“These impact fees are not new,” Round Rock Mayor Craig Morgan said during a Feb. 28 council meeting. “They’re all across the country. They’re in Texas. So they’re coming.”
In Central Texas, cities including Hutto, Taylor, Cibolo and New Braunfels have already implemented roadway impact fees. Austin and Buda are conducting studies to potentially do the same.
The price of growth
Round Rock is a desirable place to be, according to a bi-annual, city-administered survey. The most recent survey—conducted in Spring 2018—found that 84 percent of respondents were “satisfied with the overall quality of life” in the city.
Recently, Round Rock was named the No. 5 city in which to buy a house in 2019 by Niche, a company that researches and analyzes cities across the country.

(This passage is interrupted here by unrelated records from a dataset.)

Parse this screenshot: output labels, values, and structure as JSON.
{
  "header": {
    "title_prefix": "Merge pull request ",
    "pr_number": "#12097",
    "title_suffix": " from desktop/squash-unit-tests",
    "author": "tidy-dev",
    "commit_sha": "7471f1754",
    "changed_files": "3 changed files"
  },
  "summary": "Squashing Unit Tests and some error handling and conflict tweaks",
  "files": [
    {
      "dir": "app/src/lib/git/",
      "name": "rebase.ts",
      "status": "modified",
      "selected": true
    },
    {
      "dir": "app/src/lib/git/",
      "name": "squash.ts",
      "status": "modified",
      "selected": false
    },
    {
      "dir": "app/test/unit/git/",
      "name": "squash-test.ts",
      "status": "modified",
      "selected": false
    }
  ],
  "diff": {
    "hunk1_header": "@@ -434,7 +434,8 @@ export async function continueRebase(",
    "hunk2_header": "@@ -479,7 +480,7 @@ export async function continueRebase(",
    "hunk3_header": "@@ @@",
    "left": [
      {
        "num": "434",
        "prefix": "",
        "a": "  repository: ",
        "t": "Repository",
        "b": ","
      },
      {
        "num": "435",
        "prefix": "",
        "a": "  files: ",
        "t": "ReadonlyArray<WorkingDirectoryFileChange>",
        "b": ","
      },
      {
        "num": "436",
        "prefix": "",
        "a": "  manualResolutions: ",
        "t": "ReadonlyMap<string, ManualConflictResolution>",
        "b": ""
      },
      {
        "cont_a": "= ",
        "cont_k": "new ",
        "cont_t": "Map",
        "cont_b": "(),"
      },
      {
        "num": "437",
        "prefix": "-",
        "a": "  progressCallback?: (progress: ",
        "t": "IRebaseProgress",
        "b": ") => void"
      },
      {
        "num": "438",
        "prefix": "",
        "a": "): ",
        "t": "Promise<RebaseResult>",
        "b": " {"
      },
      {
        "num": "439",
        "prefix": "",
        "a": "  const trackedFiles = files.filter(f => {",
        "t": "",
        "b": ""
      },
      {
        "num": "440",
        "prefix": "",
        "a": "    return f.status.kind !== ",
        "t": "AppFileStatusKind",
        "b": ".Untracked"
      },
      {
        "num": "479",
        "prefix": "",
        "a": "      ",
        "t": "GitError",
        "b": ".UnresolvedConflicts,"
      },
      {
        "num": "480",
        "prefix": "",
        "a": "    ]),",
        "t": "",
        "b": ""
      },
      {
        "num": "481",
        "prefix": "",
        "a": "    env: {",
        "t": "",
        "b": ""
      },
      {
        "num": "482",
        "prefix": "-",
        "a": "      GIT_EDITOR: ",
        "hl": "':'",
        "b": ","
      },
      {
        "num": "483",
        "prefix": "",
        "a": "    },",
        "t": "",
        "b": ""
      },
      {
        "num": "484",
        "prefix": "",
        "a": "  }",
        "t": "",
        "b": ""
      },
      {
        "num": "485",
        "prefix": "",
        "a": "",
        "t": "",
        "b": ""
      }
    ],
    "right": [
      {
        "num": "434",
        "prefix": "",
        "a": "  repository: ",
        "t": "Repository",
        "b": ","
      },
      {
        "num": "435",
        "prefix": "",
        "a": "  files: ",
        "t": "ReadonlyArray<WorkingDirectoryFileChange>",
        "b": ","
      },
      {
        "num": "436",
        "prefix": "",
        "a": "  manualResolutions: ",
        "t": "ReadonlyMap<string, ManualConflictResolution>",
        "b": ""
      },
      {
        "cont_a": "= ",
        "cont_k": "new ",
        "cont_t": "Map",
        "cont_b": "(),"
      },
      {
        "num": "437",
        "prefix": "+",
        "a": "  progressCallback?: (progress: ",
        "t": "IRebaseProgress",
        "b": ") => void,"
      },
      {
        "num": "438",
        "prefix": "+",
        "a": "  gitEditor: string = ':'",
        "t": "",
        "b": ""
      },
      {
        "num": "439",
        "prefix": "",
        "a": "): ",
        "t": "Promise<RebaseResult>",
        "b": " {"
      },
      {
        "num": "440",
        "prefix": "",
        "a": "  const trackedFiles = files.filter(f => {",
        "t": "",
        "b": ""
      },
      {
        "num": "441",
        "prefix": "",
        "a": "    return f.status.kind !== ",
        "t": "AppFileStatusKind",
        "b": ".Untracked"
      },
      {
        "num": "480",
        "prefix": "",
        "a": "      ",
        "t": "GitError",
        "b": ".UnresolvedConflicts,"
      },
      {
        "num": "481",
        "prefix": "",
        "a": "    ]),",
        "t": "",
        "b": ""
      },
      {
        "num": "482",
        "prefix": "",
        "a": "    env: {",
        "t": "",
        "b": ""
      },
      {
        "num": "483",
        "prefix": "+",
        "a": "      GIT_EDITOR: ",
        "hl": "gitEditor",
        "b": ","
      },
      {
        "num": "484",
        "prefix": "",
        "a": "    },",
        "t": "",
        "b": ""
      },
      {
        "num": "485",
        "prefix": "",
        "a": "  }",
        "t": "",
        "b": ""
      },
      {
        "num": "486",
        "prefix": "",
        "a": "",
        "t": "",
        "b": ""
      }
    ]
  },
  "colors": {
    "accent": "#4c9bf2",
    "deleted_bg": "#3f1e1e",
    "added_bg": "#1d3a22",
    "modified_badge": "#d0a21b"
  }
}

While current residents know the appeal of the city, they also consistently rank traffic as the top issue. In fact, 76 percent of respondents said the perceived traffic flow in the city was getting worse.
Every new development—residential and commercial—creates additional infrastructure needs. Cities use various types of impact fees to offset the costs associated. The city of Round Rock has used water and wastewater impact fees to fund public water and wastewater improvements since 1989, said Michael Thane, the city’s director of utilities.
More than $1.2 billion is needed to fund roadway projects, according to Round Rock’s 2017 Transportation Master Plan. The plan is based on projections to serve Round Rock’s ultimate population of 250,000 people.
“This [topic] is not fun for anybody,” Morgan said Feb. 28. “It’s a very difficult thing. But since I’ve been on this council, the number one issue in our biennium surveys [of Round Rock residents] is traffic.”
Money collected through roadway impact fees will be applied to traffic signals, bridges, sidewalks, roadways, thoroughfares, land acquisition costs, surveying and engineering fees, according to the ordinance. However, the fees will not be used for upgrades to existing development or repair, operation or maintenance of existing or new facilities.
The ordinance will take effect Jan. 1, 2020.